§ **Work request**:
What is the number of lines below that include "text"? Give that number alone.

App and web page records
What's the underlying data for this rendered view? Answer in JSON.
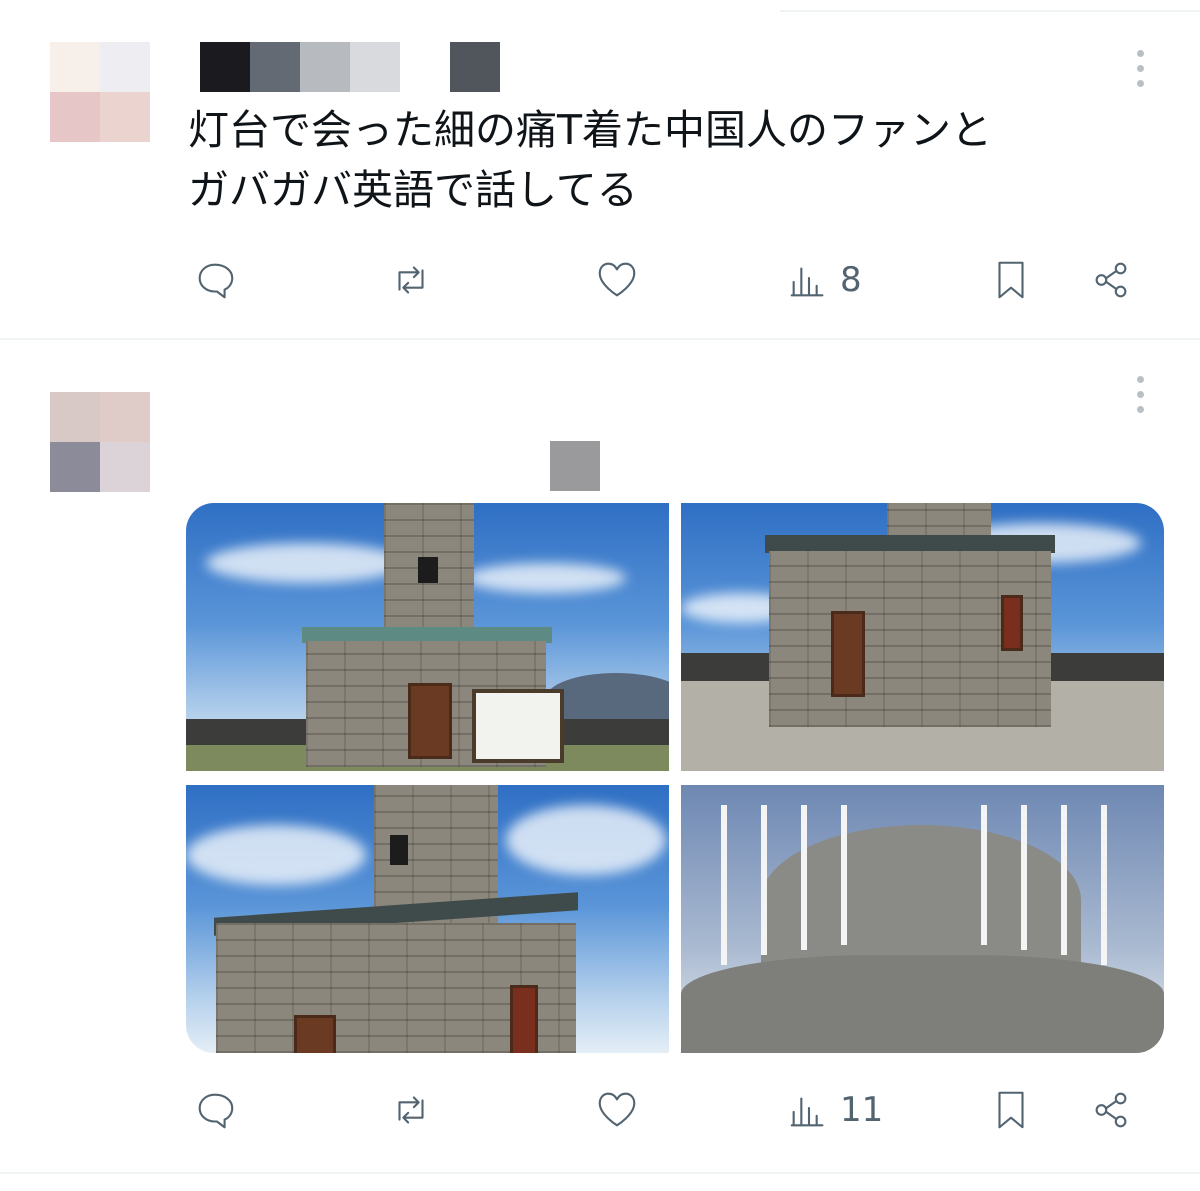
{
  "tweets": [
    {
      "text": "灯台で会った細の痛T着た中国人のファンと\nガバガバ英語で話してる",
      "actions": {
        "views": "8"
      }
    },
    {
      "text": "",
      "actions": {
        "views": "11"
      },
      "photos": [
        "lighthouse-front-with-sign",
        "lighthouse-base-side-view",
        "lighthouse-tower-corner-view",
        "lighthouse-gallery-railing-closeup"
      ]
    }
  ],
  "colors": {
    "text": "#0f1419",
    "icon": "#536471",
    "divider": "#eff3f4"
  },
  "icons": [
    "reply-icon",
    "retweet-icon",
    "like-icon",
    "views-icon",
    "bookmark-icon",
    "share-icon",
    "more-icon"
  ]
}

§ **Exercise output**:
3